• [Problem details]
Among the records, which lines include "Cashback"? List them.

• [Input data]
******

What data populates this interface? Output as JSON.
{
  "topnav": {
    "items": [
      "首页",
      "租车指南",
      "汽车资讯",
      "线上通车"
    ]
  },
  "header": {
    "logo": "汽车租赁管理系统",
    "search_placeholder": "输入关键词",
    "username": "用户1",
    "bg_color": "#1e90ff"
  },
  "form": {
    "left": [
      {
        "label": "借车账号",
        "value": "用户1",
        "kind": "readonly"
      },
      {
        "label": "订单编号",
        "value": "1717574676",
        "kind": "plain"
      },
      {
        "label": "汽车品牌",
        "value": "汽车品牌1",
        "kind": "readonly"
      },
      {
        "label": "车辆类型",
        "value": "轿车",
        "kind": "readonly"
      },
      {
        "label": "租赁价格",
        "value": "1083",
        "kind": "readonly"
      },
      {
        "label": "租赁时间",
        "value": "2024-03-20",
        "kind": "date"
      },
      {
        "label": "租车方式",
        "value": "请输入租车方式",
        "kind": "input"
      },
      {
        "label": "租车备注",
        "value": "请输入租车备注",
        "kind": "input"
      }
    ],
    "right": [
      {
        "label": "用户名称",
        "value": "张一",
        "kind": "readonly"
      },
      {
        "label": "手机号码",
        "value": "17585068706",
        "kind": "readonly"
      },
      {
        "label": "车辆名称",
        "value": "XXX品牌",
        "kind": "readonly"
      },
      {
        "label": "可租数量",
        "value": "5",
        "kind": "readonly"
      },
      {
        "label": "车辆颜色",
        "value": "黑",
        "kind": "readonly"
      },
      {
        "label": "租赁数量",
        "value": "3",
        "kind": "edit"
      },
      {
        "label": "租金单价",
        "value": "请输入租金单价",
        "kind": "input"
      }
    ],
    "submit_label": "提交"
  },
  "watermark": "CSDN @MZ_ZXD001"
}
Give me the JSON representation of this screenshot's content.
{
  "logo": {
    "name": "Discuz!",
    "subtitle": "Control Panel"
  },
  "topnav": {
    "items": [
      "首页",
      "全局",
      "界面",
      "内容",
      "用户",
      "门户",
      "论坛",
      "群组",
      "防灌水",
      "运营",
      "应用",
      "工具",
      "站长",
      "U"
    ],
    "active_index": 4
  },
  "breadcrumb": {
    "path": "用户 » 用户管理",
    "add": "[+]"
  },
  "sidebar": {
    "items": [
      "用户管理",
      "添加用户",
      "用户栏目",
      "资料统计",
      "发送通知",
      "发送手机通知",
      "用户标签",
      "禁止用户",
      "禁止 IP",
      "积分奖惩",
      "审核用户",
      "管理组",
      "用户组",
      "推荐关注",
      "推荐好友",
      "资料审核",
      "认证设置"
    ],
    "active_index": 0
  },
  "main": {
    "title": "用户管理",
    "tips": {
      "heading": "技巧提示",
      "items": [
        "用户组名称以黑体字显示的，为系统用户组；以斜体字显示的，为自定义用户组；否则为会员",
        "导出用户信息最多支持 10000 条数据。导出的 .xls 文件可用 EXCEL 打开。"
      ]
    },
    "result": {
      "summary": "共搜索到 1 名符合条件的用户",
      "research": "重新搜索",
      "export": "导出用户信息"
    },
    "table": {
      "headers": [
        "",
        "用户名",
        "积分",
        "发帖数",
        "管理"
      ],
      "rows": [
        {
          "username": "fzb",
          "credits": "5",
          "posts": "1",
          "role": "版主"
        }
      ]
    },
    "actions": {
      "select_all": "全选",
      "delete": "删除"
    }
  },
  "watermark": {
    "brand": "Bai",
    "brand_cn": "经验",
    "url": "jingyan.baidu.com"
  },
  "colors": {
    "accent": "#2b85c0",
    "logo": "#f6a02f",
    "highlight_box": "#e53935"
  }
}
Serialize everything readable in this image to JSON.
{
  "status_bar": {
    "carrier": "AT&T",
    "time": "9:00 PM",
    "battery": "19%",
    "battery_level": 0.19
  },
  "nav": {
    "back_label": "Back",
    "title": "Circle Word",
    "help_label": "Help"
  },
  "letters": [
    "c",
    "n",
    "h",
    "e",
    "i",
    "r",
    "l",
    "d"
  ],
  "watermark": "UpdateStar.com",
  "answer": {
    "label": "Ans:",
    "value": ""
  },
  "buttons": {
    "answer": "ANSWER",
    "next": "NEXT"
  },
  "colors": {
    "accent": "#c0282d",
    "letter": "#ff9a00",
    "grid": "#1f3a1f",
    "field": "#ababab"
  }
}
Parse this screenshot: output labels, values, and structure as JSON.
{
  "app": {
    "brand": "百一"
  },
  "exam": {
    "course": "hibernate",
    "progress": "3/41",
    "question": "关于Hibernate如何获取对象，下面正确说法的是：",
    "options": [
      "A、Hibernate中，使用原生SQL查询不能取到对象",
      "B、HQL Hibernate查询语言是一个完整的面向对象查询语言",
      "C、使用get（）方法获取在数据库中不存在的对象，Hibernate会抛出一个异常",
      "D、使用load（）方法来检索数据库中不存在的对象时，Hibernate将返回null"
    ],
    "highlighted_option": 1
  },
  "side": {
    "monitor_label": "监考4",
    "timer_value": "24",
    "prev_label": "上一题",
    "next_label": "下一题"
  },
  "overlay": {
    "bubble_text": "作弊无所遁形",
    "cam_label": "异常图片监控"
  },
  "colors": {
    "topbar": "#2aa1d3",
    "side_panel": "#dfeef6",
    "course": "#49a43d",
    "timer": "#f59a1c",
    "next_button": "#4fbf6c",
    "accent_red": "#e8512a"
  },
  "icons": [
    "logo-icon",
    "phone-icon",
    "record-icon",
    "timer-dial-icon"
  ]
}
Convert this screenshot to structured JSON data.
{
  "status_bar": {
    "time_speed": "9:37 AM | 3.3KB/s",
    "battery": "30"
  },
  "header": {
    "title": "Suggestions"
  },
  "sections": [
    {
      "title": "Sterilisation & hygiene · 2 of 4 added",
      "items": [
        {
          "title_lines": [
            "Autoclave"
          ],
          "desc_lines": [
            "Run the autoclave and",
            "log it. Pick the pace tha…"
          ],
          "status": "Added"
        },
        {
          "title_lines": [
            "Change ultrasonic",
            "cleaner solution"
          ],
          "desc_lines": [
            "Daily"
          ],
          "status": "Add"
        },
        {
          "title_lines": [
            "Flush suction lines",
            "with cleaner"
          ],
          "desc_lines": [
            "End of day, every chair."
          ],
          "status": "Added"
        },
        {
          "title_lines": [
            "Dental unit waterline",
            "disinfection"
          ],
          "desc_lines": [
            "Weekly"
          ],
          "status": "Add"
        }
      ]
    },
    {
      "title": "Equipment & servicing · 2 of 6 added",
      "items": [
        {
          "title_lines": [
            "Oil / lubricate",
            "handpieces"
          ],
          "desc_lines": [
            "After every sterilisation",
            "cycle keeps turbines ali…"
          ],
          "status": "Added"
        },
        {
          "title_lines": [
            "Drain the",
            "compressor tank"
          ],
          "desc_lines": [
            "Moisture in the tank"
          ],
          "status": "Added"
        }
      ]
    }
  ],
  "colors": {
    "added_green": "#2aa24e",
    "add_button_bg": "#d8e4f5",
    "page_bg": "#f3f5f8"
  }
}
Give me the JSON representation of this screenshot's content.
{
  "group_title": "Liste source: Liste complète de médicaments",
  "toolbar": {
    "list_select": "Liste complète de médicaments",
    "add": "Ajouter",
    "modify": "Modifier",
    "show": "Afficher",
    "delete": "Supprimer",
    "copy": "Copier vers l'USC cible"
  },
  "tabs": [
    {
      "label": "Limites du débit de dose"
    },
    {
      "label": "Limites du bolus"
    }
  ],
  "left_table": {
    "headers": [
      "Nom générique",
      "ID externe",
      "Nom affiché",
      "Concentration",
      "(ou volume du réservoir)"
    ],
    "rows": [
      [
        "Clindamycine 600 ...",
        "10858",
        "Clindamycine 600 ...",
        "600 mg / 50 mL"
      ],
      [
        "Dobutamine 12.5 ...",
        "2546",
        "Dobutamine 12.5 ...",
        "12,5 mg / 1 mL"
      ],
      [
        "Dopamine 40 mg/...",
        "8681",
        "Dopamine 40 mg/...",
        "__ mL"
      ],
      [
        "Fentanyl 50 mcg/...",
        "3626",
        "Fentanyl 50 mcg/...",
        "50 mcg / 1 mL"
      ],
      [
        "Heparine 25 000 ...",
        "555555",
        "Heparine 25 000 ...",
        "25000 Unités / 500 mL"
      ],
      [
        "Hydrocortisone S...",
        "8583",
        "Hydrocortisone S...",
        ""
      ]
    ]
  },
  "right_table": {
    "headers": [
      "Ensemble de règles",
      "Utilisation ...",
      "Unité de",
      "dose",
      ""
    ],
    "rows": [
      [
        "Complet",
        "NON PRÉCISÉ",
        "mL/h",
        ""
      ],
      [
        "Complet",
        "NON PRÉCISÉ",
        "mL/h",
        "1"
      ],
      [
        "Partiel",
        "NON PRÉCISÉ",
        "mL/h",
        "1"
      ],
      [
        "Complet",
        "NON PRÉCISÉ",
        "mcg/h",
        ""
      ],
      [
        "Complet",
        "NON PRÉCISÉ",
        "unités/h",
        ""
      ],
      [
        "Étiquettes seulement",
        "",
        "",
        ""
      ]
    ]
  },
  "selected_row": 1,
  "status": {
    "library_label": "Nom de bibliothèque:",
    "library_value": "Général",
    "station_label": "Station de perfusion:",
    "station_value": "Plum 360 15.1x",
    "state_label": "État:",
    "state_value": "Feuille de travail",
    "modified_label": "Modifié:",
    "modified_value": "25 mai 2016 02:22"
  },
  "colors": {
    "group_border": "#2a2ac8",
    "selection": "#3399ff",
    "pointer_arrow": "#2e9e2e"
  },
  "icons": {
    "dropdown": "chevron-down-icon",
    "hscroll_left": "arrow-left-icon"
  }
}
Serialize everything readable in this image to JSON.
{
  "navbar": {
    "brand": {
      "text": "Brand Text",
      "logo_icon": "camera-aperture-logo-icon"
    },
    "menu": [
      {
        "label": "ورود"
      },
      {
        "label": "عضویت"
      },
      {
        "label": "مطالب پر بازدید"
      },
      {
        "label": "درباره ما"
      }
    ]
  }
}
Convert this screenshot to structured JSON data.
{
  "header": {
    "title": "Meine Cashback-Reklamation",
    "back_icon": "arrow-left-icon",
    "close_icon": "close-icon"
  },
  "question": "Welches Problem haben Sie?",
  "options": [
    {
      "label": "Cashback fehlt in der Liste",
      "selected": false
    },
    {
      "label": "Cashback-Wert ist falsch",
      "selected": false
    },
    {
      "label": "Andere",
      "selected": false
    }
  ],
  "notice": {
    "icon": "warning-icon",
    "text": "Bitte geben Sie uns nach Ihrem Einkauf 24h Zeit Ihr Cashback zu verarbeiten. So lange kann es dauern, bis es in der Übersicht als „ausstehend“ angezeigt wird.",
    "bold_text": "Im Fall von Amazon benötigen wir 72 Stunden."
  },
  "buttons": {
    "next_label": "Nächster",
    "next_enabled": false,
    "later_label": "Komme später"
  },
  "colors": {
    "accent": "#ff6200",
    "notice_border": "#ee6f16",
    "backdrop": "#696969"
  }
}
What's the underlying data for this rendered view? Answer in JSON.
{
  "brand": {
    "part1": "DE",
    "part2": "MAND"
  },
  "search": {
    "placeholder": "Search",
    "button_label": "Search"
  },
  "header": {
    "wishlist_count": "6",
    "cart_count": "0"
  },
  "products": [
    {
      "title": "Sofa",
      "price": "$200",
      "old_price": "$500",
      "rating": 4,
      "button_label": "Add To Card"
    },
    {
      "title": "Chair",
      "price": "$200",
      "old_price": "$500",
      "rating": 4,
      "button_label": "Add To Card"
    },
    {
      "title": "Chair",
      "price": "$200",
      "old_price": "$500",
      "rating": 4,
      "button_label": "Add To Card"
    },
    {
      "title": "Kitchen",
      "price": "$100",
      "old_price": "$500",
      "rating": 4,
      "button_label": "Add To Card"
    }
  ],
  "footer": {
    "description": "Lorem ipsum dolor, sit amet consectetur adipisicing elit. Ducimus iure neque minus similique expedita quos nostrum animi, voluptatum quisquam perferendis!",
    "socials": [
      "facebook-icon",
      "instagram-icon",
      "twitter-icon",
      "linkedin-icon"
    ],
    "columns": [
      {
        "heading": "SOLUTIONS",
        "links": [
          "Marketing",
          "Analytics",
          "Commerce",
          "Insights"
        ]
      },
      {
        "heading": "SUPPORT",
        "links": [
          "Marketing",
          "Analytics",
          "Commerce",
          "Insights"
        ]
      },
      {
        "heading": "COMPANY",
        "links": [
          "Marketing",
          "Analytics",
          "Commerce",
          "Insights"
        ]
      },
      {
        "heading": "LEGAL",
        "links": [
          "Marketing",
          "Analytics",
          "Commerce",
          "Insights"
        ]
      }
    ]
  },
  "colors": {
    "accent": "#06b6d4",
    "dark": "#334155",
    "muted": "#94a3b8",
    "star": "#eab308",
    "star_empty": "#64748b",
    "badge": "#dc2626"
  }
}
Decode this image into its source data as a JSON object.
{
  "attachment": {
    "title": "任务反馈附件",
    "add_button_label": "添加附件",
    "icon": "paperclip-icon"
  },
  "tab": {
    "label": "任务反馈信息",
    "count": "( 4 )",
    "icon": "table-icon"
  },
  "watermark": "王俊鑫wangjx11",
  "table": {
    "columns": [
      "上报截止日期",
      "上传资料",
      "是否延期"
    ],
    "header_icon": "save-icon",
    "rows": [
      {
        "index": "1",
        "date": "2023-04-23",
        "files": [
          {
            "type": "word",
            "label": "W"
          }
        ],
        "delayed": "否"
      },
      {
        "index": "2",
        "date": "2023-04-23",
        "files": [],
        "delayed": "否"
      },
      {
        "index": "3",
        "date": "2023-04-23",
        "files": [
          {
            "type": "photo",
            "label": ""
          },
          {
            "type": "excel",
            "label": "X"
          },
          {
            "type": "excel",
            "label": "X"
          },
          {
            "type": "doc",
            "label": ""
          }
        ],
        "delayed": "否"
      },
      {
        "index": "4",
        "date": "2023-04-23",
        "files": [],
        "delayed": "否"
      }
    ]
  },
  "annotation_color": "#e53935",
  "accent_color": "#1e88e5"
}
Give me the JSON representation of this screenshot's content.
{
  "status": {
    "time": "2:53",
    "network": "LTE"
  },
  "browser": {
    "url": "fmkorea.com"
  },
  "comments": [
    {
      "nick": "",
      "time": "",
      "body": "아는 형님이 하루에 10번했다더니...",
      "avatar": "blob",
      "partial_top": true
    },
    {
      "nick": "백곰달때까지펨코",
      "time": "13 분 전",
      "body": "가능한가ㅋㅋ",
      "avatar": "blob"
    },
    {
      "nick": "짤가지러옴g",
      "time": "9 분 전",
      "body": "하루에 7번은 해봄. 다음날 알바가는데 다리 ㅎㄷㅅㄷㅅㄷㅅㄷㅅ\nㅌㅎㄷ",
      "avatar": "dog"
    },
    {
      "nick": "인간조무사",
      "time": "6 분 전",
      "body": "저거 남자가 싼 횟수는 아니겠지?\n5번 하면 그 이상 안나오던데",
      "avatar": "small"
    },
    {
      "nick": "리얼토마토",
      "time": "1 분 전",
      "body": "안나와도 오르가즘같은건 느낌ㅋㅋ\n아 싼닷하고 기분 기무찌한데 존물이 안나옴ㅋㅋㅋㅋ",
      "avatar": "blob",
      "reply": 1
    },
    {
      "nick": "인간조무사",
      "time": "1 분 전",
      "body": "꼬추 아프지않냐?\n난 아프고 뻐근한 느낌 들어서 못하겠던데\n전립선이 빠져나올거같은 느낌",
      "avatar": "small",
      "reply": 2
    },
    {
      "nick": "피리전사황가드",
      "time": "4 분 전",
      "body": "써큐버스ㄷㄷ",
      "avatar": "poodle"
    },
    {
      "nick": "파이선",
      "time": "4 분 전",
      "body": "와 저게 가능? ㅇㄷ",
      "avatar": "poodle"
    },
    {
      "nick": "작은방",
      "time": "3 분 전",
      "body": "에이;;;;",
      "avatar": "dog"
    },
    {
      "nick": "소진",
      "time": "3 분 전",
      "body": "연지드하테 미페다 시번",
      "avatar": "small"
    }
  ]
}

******

• [Task answer]
    "title": "Meine Cashback-Reklamation",
      "label": "Cashback fehlt in der Liste",
      "label": "Cashback-Wert ist falsch",
    "text": "Bitte geben Sie uns nach Ihrem Einkauf 24h Zeit Ihr Cashback zu verarbeiten. So lange kann es dauern, bis es in der Übersicht als „ausstehend“ angezeigt wird.",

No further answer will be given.